It is with much delight that I welcome you back to the newly reopened USC Pacific Asia Museum!
I look forward to seeing our visitors enjoying our galleries and courtyard, and can confidently say that the beloved home of USC PAM is now ready for another 100 years.
Although many of the improvements took place behind the scenes, you will notice some new changes throughout the museum. Our new Visitor Services Center will be the first stop for visitors to get acquainted with the museum. There, our friendly staff can explain our new layout and answer any questions you may have.
During the closure the Curatorial department worked diligently to complete a survey of our permanent collection. After reviewing the 17,000 objects in our collection, we are now displaying much work that has never been on view or has not been on view for many years. We also changed our permanent collection gallery layout to follow a regional theme rather than a chronological.
I am very excited about our new Special Exhibitions galleries. Our reopening exhibition, Winds from Fusang: Mexico and China in the Twentieth Century, explores the relationship Mexico had on contemporary Chinese art in the last century. It is a fascinating topic that is as of yet unexamined and is already stirring much interest with the press.
I thank you all for supporting PAM and look forward to an exciting year ahead!
Mission & Vision
USC PAM’s mission is to further intercultural understanding through the arts and culture of Asia and the Pacific Islands.
A vibrant destination of Asian and Pacific Islands arts and culture that ignites intellectual curiosities and creative collaborations.
USC PAM is a LEADer in Asian arts & cultures:
- Learning: we foster appreciation of Asian and Pacific Islands arts and culture.
- Experience: we create engaging and stimulating experiences in a friendly and intellectual environment.
- Authenticity: we offer opportunities to encounter authentic artistic and cultural experiences.
- Diversity: we promote artistic, cultural, religious, racial, social, and economic diversity.
Established in 1971, the museum is one of few U.S. institutions dedicated to the arts and culture of Asia and the Pacific Islands, serving the city of Los Angeles and the Greater Southern California region. The museum’s mission is to further intercultural understanding through the arts of Asia and the Pacific Islands.

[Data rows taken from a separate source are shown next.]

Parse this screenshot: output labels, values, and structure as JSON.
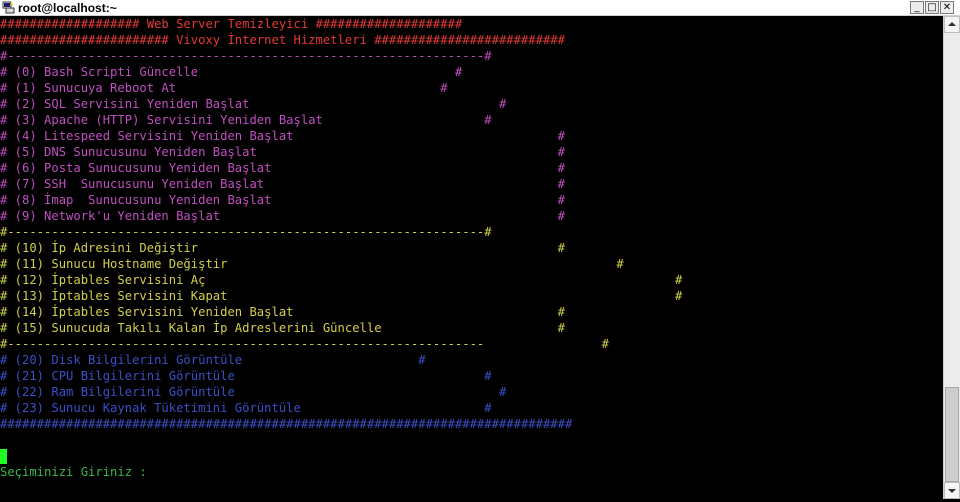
{
  "window": {
    "title": "root@localhost:~",
    "minimize_glyph": "_",
    "maximize_glyph": "□",
    "close_glyph": "✕",
    "icon": "putty-terminal-icon"
  },
  "colors": {
    "red": "#e23a36",
    "magenta": "#c04fc0",
    "yellow": "#d0d04a",
    "blue": "#3a4fc8",
    "green": "#36b84a",
    "cursor": "#22ff22"
  },
  "terminal": {
    "lines": [
      {
        "text": "################### Web Server Temizleyici ####################",
        "color": "red"
      },
      {
        "text": "####################### Vivoxy İnternet Hizmetleri ##########################",
        "color": "red"
      },
      {
        "text": "#-----------------------------------------------------------------#",
        "color": "magenta"
      },
      {
        "text": "# (0) Bash Scripti Güncelle                                   #",
        "color": "magenta"
      },
      {
        "text": "# (1) Sunucuya Reboot At                                    #",
        "color": "magenta"
      },
      {
        "text": "# (2) SQL Servisini Yeniden Başlat                                  #",
        "color": "magenta"
      },
      {
        "text": "# (3) Apache (HTTP) Servisini Yeniden Başlat                      #",
        "color": "magenta"
      },
      {
        "text": "# (4) Litespeed Servisini Yeniden Başlat                                    #",
        "color": "magenta"
      },
      {
        "text": "# (5) DNS Sunucusunu Yeniden Başlat                                         #",
        "color": "magenta"
      },
      {
        "text": "# (6) Posta Sunucusunu Yeniden Başlat                                       #",
        "color": "magenta"
      },
      {
        "text": "# (7) SSH  Sunucusunu Yeniden Başlat                                        #",
        "color": "magenta"
      },
      {
        "text": "# (8) İmap  Sunucusunu Yeniden Başlat                                       #",
        "color": "magenta"
      },
      {
        "text": "# (9) Network'u Yeniden Başlat                                              #",
        "color": "magenta"
      },
      {
        "text": "#-----------------------------------------------------------------#",
        "color": "yellow"
      },
      {
        "text": "# (10) İp Adresini Değiştir                                                 #",
        "color": "yellow"
      },
      {
        "text": "# (11) Sunucu Hostname Değiştir                                                     #",
        "color": "yellow"
      },
      {
        "text": "# (12) İptables Servisini Aç                                                                #",
        "color": "yellow"
      },
      {
        "text": "# (13) İptables Servisini Kapat                                                             #",
        "color": "yellow"
      },
      {
        "text": "# (14) İptables Servisini Yeniden Başlat                                    #",
        "color": "yellow"
      },
      {
        "text": "# (15) Sunucuda Takılı Kalan İp Adreslerini Güncelle                        #",
        "color": "yellow"
      },
      {
        "text": "#-----------------------------------------------------------------                #",
        "color": "yellow"
      },
      {
        "text": "# (20) Disk Bilgilerini Görüntüle                        #",
        "color": "blue"
      },
      {
        "text": "# (21) CPU Bilgilerini Görüntüle                                  #",
        "color": "blue"
      },
      {
        "text": "# (22) Ram Bilgilerini Görüntüle                                    #",
        "color": "blue"
      },
      {
        "text": "# (23) Sunucu Kaynak Tüketimini Görüntüle                         #",
        "color": "blue"
      },
      {
        "text": "##############################################################################",
        "color": "blue"
      },
      {
        "text": "",
        "color": "green"
      },
      {
        "text": "",
        "color": "green"
      },
      {
        "text": "Seçiminizi Giriniz :",
        "color": "green"
      }
    ]
  }
}
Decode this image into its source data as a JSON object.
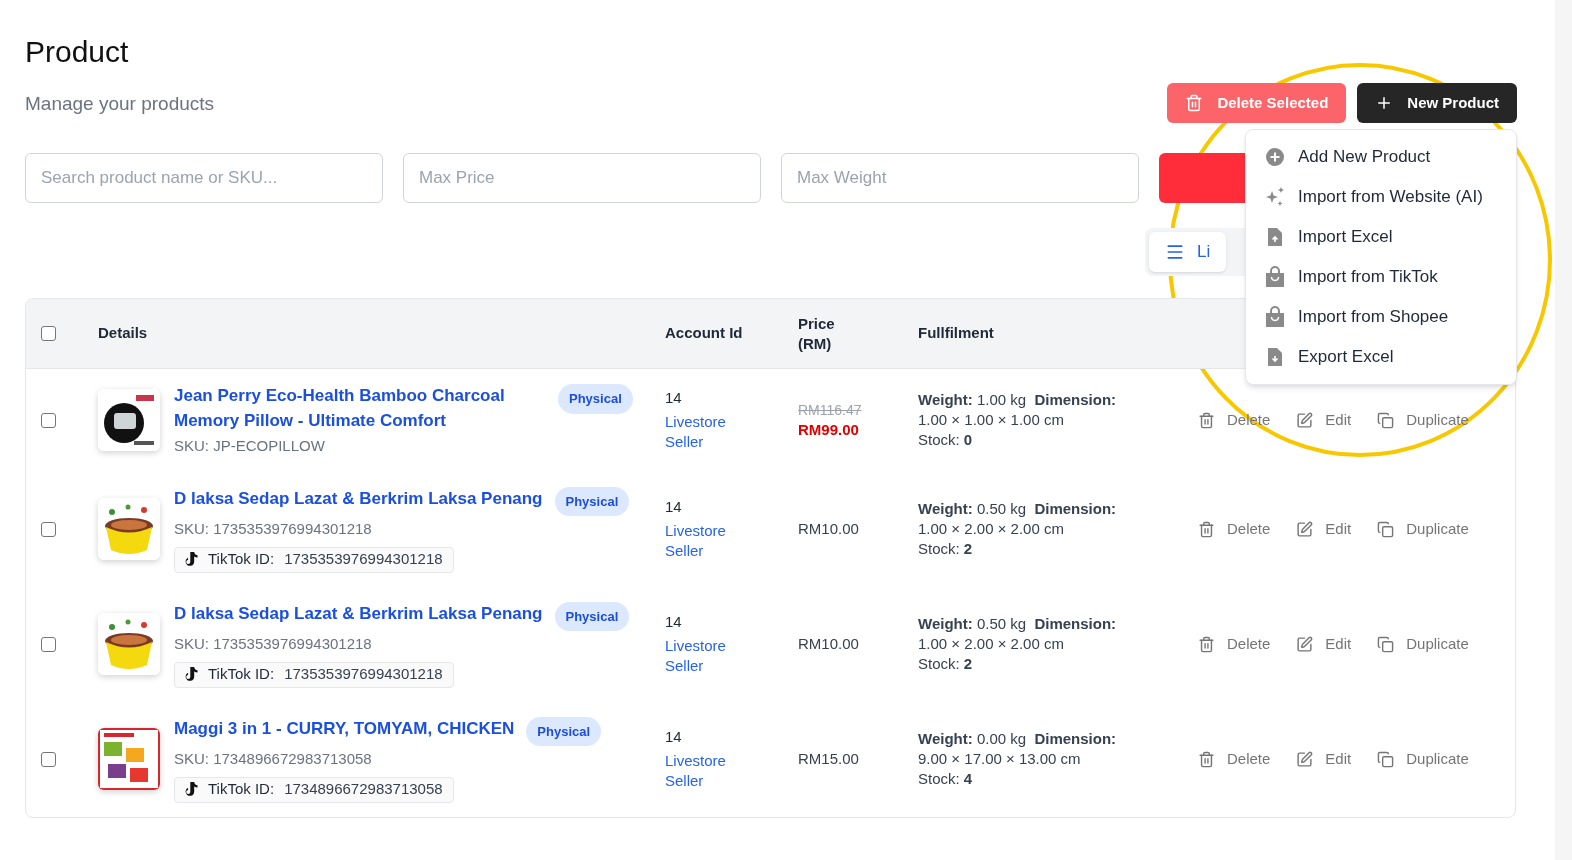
{
  "page": {
    "title": "Product",
    "subtitle": "Manage your products"
  },
  "header_actions": [
    {
      "kind": "delete",
      "label": "Delete Selected"
    },
    {
      "kind": "new",
      "label": "New Product"
    }
  ],
  "filters": [
    {
      "placeholder": "Search product name or SKU..."
    },
    {
      "placeholder": "Max Price"
    },
    {
      "placeholder": "Max Weight"
    }
  ],
  "view_toggle": {
    "label": "Li"
  },
  "menu": [
    {
      "kind": "plus",
      "label": "Add New Product"
    },
    {
      "kind": "sparkle",
      "label": "Import from Website (AI)"
    },
    {
      "kind": "file-up",
      "label": "Import Excel"
    },
    {
      "kind": "bag",
      "label": "Import from TikTok"
    },
    {
      "kind": "bag",
      "label": "Import from Shopee"
    },
    {
      "kind": "file-down",
      "label": "Export Excel"
    }
  ],
  "table": {
    "select_all": {
      "checked": false
    },
    "columns": [
      "Details",
      "Account Id",
      "Price (RM)",
      "Fullfilment"
    ],
    "rows": [
      {
        "checked": false,
        "name": "Jean Perry Eco-Health Bamboo Charcoal Memory Pillow - Ultimate Comfort",
        "type": "Physical",
        "sku": "SKU: JP-ECOPILLOW",
        "account_id": "14",
        "account_name": "Livestore Seller",
        "original_price": "RM116.47",
        "price": "RM99.00",
        "fulfilment": [
          "**Weight:** 1.00 kg  **Dimension:**",
          "1.00 × 1.00 × 1.00 cm",
          "Stock: **0**"
        ],
        "actions": [
          "Delete",
          "Edit",
          "Duplicate"
        ]
      },
      {
        "checked": false,
        "name": "D laksa Sedap Lazat & Berkrim Laksa Penang",
        "type": "Physical",
        "sku": "SKU: 1735353976994301218",
        "tiktok": {
          "label": "TikTok ID:",
          "value": "1735353976994301218"
        },
        "account_id": "14",
        "account_name": "Livestore Seller",
        "price": "RM10.00",
        "fulfilment": [
          "**Weight:** 0.50 kg  **Dimension:**",
          "1.00 × 2.00 × 2.00 cm",
          "Stock: **2**"
        ],
        "actions": [
          "Delete",
          "Edit",
          "Duplicate"
        ]
      },
      {
        "checked": false,
        "name": "D laksa Sedap Lazat & Berkrim Laksa Penang",
        "type": "Physical",
        "sku": "SKU: 1735353976994301218",
        "tiktok": {
          "label": "TikTok ID:",
          "value": "1735353976994301218"
        },
        "account_id": "14",
        "account_name": "Livestore Seller",
        "price": "RM10.00",
        "fulfilment": [
          "**Weight:** 0.50 kg  **Dimension:**",
          "1.00 × 2.00 × 2.00 cm",
          "Stock: **2**"
        ],
        "actions": [
          "Delete",
          "Edit",
          "Duplicate"
        ]
      },
      {
        "checked": false,
        "name": "Maggi 3 in 1 - CURRY, TOMYAM, CHICKEN",
        "type": "Physical",
        "sku": "SKU: 1734896672983713058",
        "tiktok": {
          "label": "TikTok ID:",
          "value": "1734896672983713058"
        },
        "account_id": "14",
        "account_name": "Livestore Seller",
        "price": "RM15.00",
        "fulfilment": [
          "**Weight:** 0.00 kg  **Dimension:**",
          "9.00 × 17.00 × 13.00 cm",
          "Stock: **4**"
        ],
        "actions": [
          "Delete",
          "Edit",
          "Duplicate"
        ]
      }
    ]
  }
}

The museum’s historic building has served as a center for art, culture and learning in Pasadena since its construction in 1924 by pioneering collector and entrepreneur Grace Nicholson (1877-1948) as her residence, galleries, and Treasure House/emporium. Ms. Nicholson’s championing of Asian art early in the century set the tone for much of the Pasadena community’s arts-related activities during the ensuing decades. The building also served as the site of the Pasadena Art Museum, which was renowned for its groundbreaking exhibitions of contemporary art. Pacific Asia Museum combined the spirits of both its predecessors in its focus on the classic and contemporary arts of Asia and the Pacific Islands. In 2013, University of Southern California partnered with the museum to form USC Pacific Asia Museum. The affiliation broadened the community that benefits from the museum’s role as a vital resource for education and cultural heritage, and expanded the audience interested in a dialogue about art, history and culture.
Support from the museum’s constituent communities has enabled the collection to grow to more than 15,000 objects, spanning more than four thousand years and the region extending from Persia to the Pacific Islands. The museum fulfills its mission by organizing and presenting exhibitions, performances, lectures, classes, workshops, and festivals, all drawing on the arts and cultures of Asia and the Pacific Islands. These programs provide quality arts programming and education to children and families, ensuring greater access to the arts for area residents and nurturing new audiences.
In its brief history, the museum has organized and presented a number of groundbreaking exhibitions, including the first North American exhibitions of contemporary Chinese art after the Revolution and the first exhibition of Aboriginal art in the United States. Exhibitions originated by the museum have traveled across the country and to Japan. The museum is also committed to scholarship and has produced more than 50 exhibition catalogues.